A charity which provides support and advice to victims of modern day slavery has had its funding extended following a successful pilot.
Unseen UK set up a team to help train police and other professionals to spot the signs and indicators of trafficking and slavery and support people who have been enslaved.
Modern day slaves can be forced to work in cannabis factories, brothels, on the forecourts of the increasing number of hand car washes, in the new breed of nail bars undercutting traditional beauty therapists and on travellers’ sites on the outskirts of the city.
Police and charities struggle to put together accurate numbers, but estimates for the total victims in the UK at any one time is between 10,000 to 13,000.

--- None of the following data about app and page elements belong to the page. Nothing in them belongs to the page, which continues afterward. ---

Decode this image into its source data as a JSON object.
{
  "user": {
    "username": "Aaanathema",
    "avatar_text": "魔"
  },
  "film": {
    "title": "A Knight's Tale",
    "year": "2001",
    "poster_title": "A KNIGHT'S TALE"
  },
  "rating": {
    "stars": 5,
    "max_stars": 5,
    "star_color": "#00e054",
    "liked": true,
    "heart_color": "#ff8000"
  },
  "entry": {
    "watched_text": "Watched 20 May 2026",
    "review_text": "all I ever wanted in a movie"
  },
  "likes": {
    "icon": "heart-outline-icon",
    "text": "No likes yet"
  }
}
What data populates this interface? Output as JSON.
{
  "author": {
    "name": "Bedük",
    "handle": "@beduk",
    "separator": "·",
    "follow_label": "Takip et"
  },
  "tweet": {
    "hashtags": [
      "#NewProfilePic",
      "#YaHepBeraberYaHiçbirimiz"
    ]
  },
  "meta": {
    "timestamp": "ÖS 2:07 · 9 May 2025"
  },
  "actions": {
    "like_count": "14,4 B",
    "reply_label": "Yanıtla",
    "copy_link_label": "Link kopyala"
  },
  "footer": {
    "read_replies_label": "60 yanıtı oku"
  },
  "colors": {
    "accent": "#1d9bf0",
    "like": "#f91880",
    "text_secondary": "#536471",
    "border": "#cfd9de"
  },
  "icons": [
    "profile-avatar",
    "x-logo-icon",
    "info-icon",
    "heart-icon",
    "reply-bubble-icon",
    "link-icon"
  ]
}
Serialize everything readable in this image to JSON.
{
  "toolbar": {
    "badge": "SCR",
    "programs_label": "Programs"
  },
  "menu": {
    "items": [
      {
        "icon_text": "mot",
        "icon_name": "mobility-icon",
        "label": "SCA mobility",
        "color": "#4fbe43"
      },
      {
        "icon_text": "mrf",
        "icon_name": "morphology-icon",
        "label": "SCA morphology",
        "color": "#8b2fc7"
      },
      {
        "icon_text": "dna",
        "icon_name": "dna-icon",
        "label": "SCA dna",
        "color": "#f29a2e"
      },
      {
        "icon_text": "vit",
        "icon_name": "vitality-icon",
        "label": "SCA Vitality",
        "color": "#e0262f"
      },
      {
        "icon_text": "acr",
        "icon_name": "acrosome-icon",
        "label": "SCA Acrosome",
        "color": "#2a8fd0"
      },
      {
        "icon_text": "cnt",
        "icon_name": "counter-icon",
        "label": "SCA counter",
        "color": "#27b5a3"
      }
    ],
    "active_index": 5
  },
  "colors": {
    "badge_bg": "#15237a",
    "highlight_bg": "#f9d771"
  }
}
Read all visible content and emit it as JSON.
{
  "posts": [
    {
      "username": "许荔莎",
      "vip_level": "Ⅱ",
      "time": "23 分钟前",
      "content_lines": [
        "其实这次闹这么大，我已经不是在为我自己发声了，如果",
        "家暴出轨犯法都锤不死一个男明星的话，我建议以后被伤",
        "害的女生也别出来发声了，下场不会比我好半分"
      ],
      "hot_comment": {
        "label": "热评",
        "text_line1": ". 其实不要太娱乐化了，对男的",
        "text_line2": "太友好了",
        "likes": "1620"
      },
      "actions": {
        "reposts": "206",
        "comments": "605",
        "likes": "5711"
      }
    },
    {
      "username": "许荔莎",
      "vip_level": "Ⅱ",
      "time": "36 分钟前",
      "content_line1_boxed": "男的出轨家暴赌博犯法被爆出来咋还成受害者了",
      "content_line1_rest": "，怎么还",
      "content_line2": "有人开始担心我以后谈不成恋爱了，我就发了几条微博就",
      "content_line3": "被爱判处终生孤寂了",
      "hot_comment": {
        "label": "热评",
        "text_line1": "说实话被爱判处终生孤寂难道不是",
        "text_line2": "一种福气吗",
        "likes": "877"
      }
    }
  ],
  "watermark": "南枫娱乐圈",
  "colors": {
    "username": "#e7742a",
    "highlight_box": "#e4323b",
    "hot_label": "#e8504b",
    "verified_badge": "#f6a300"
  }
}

In Bristol the number of tip-offs the force received in relation to possible human trafficking and modern day slavery offences more than trebled from 2012 to 2014, from 67 to 252.
As part of the pilot, Unseen developed a training package which was used to train more than 140 people from a range of frontline services; using the information the Police and other agencies have been able to visit sites of potential slavery identifying potential victims.
Avon and Somerset Police and Crime Commissioner Sue Mountstevens said: “It is hard to imagine that in this day and age slavery still exists, however the sad truth is that it does…we need to take every opportunity to speak out and put an end to this terrible crime for good.
“Unseen UK is doing some remarkable work to tackle the very serious issue that is modern slavery,” said Sue Mountstevens, “It is more important than ever that we must continue the fight to eradicate human trafficking and exploitation.”
Read more: Is Bristol a modern day slavery hub?